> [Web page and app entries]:

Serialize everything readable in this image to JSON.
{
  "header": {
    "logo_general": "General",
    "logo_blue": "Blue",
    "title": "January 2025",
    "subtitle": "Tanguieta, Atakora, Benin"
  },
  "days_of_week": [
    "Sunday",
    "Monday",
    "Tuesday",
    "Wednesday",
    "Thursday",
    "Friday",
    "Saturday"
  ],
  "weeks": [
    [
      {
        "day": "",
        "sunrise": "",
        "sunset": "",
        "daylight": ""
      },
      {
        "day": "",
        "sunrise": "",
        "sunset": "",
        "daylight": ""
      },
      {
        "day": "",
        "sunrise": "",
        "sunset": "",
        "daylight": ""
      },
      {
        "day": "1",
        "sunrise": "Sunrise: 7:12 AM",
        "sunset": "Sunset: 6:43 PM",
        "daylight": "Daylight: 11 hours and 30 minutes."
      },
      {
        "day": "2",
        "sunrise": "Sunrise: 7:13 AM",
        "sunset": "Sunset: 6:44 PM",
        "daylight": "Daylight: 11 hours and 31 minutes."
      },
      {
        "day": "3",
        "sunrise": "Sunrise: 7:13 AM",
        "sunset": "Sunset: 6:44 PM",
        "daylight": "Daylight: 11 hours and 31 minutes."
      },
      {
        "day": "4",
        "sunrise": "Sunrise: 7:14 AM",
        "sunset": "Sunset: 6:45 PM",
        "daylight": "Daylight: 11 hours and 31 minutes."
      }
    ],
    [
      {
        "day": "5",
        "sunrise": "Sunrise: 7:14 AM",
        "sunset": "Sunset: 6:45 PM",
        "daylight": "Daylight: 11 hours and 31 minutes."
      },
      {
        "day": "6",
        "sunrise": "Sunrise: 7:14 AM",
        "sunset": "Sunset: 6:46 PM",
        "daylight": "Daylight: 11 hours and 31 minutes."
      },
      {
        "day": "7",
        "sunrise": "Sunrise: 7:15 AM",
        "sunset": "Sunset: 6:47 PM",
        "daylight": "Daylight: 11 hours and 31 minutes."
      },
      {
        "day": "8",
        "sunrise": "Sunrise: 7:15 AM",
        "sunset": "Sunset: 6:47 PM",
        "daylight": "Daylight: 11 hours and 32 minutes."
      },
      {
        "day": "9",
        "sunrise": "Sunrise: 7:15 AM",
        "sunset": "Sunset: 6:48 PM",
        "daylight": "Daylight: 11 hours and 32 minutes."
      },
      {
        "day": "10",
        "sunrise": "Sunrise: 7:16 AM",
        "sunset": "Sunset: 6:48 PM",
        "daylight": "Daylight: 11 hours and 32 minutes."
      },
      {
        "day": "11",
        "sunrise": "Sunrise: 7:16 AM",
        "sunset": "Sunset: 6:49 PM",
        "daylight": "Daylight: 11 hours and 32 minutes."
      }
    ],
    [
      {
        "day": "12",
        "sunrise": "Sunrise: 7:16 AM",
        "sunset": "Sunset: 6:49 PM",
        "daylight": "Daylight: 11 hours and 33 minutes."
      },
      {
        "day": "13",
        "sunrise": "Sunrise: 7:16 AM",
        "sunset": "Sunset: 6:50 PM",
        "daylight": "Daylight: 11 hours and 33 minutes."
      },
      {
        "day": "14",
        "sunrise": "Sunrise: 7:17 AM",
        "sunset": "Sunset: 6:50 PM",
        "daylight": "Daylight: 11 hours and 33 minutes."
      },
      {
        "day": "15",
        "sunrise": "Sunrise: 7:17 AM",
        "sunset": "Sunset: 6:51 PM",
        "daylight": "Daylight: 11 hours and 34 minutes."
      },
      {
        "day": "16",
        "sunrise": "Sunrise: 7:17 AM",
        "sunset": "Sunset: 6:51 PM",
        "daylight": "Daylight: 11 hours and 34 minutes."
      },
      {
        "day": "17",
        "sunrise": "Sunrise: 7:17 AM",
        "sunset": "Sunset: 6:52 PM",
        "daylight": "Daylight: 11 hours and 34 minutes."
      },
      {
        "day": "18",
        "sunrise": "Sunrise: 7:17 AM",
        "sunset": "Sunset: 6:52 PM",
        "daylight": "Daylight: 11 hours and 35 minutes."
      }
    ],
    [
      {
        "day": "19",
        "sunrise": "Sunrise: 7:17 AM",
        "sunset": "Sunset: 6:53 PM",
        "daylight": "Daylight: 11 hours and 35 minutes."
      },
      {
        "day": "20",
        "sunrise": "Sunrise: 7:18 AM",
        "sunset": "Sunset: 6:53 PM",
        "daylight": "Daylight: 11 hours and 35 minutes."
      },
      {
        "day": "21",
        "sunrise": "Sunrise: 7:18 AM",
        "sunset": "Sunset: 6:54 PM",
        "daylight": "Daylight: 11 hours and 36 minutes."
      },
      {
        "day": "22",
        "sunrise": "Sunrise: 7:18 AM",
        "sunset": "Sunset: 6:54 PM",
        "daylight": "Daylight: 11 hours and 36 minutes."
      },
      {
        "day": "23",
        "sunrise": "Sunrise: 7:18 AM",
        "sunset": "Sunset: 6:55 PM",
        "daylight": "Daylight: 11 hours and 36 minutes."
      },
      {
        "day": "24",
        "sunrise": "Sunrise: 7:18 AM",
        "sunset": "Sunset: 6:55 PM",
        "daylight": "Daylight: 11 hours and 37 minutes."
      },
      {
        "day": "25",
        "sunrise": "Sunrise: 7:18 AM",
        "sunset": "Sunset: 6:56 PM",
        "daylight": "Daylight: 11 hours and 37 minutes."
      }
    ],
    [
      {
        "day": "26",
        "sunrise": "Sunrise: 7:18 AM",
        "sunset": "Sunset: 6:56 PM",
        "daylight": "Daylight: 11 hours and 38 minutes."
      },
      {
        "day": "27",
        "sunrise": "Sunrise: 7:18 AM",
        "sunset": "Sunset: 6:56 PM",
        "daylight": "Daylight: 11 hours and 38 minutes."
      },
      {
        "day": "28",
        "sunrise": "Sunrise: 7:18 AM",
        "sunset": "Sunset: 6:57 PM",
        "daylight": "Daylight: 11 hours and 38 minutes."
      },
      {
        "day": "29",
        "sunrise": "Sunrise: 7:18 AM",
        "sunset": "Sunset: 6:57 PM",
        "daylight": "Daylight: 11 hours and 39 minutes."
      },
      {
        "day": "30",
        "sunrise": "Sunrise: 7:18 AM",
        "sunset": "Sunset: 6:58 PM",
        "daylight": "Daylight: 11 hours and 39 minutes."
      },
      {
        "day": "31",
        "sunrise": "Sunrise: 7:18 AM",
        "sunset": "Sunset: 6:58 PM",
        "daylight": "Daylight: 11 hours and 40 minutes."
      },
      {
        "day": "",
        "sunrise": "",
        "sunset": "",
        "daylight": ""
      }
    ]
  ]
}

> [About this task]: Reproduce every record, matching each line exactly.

> [Solution to the exercise]:
Serialize everything readable in this image to JSON.
{
  "header": {
    "logo_general": "General",
    "logo_blue": "Blue",
    "title": "January 2025",
    "subtitle": "Tanguieta, Atakora, Benin"
  },
  "days_of_week": [
    "Sunday",
    "Monday",
    "Tuesday",
    "Wednesday",
    "Thursday",
    "Friday",
    "Saturday"
  ],
  "weeks": [
    [
      {
        "day": "",
        "sunrise": "",
        "sunset": "",
        "daylight": ""
      },
      {
        "day": "",
        "sunrise": "",
        "sunset": "",
        "daylight": ""
      },
      {
        "day": "",
        "sunrise": "",
        "sunset": "",
        "daylight": ""
      },
      {
        "day": "1",
        "sunrise": "Sunrise: 7:12 AM",
        "sunset": "Sunset: 6:43 PM",
        "daylight": "Daylight: 11 hours and 30 minutes."
      },
      {
        "day": "2",
        "sunrise": "Sunrise: 7:13 AM",
        "sunset": "Sunset: 6:44 PM",
        "daylight": "Daylight: 11 hours and 31 minutes."
      },
      {
        "day": "3",
        "sunrise": "Sunrise: 7:13 AM",
        "sunset": "Sunset: 6:44 PM",
        "daylight": "Daylight: 11 hours and 31 minutes."
      },
      {
        "day": "4",
        "sunrise": "Sunrise: 7:14 AM",
        "sunset": "Sunset: 6:45 PM",
        "daylight": "Daylight: 11 hours and 31 minutes."
      }
    ],
    [
      {
        "day": "5",
        "sunrise": "Sunrise: 7:14 AM",
        "sunset": "Sunset: 6:45 PM",
        "daylight": "Daylight: 11 hours and 31 minutes."
      },
      {
        "day": "6",
        "sunrise": "Sunrise: 7:14 AM",
        "sunset": "Sunset: 6:46 PM",
        "daylight": "Daylight: 11 hours and 31 minutes."
      },
      {
        "day": "7",
        "sunrise": "Sunrise: 7:15 AM",
        "sunset": "Sunset: 6:47 PM",
        "daylight": "Daylight: 11 hours and 31 minutes."
      },
      {
        "day": "8",
        "sunrise": "Sunrise: 7:15 AM",
        "sunset": "Sunset: 6:47 PM",
        "daylight": "Daylight: 11 hours and 32 minutes."
      },
      {
        "day": "9",
        "sunrise": "Sunrise: 7:15 AM",
        "sunset": "Sunset: 6:48 PM",
        "daylight": "Daylight: 11 hours and 32 minutes."
      },
      {
        "day": "10",
        "sunrise": "Sunrise: 7:16 AM",
        "sunset": "Sunset: 6:48 PM",
        "daylight": "Daylight: 11 hours and 32 minutes."
      },
      {
        "day": "11",
        "sunrise": "Sunrise: 7:16 AM",
        "sunset": "Sunset: 6:49 PM",
        "daylight": "Daylight: 11 hours and 32 minutes."
      }
    ],
    [
      {
        "day": "12",
        "sunrise": "Sunrise: 7:16 AM",
        "sunset": "Sunset: 6:49 PM",
        "daylight": "Daylight: 11 hours and 33 minutes."
      },
      {
        "day": "13",
        "sunrise": "Sunrise: 7:16 AM",
        "sunset": "Sunset: 6:50 PM",
        "daylight": "Daylight: 11 hours and 33 minutes."
      },
      {
        "day": "14",
        "sunrise": "Sunrise: 7:17 AM",
        "sunset": "Sunset: 6:50 PM",
        "daylight": "Daylight: 11 hours and 33 minutes."
      },
      {
        "day": "15",
        "sunrise": "Sunrise: 7:17 AM",
        "sunset": "Sunset: 6:51 PM",
        "daylight": "Daylight: 11 hours and 34 minutes."
      },
      {
        "day": "16",
        "sunrise": "Sunrise: 7:17 AM",
        "sunset": "Sunset: 6:51 PM",
        "daylight": "Daylight: 11 hours and 34 minutes."
      },
      {
        "day": "17",
        "sunrise": "Sunrise: 7:17 AM",
        "sunset": "Sunset: 6:52 PM",
        "daylight": "Daylight: 11 hours and 34 minutes."
      },
      {
        "day": "18",
        "sunrise": "Sunrise: 7:17 AM",
        "sunset": "Sunset: 6:52 PM",
        "daylight": "Daylight: 11 hours and 35 minutes."
      }
    ],
    [
      {
        "day": "19",
        "sunrise": "Sunrise: 7:17 AM",
        "sunset": "Sunset: 6:53 PM",
        "daylight": "Daylight: 11 hours and 35 minutes."
      },
      {
        "day": "20",
        "sunrise": "Sunrise: 7:18 AM",
        "sunset": "Sunset: 6:53 PM",
        "daylight": "Daylight: 11 hours and 35 minutes."
      },
      {
        "day": "21",
        "sunrise": "Sunrise: 7:18 AM",
        "sunset": "Sunset: 6:54 PM",
        "daylight": "Daylight: 11 hours and 36 minutes."
      },
      {
        "day": "22",
        "sunrise": "Sunrise: 7:18 AM",
        "sunset": "Sunset: 6:54 PM",
        "daylight": "Daylight: 11 hours and 36 minutes."
      },
      {
        "day": "23",
        "sunrise": "Sunrise: 7:18 AM",
        "sunset": "Sunset: 6:55 PM",
        "daylight": "Daylight: 11 hours and 36 minutes."
      },
      {
        "day": "24",
        "sunrise": "Sunrise: 7:18 AM",
        "sunset": "Sunset: 6:55 PM",
        "daylight": "Daylight: 11 hours and 37 minutes."
      },
      {
        "day": "25",
        "sunrise": "Sunrise: 7:18 AM",
        "sunset": "Sunset: 6:56 PM",
        "daylight": "Daylight: 11 hours and 37 minutes."
      }
    ],
    [
      {
        "day": "26",
        "sunrise": "Sunrise: 7:18 AM",
        "sunset": "Sunset: 6:56 PM",
        "daylight": "Daylight: 11 hours and 38 minutes."
      },
      {
        "day": "27",
        "sunrise": "Sunrise: 7:18 AM",
        "sunset": "Sunset: 6:56 PM",
        "daylight": "Daylight: 11 hours and 38 minutes."
      },
      {
        "day": "28",
        "sunrise": "Sunrise: 7:18 AM",
        "sunset": "Sunset: 6:57 PM",
        "daylight": "Daylight: 11 hours and 38 minutes."
      },
      {
        "day": "29",
        "sunrise": "Sunrise: 7:18 AM",
        "sunset": "Sunset: 6:57 PM",
        "daylight": "Daylight: 11 hours and 39 minutes."
      },
      {
        "day": "30",
        "sunrise": "Sunrise: 7:18 AM",
        "sunset": "Sunset: 6:58 PM",
        "daylight": "Daylight: 11 hours and 39 minutes."
      },
      {
        "day": "31",
        "sunrise": "Sunrise: 7:18 AM",
        "sunset": "Sunset: 6:58 PM",
        "daylight": "Daylight: 11 hours and 40 minutes."
      },
      {
        "day": "",
        "sunrise": "",
        "sunset": "",
        "daylight": ""
      }
    ]
  ]
}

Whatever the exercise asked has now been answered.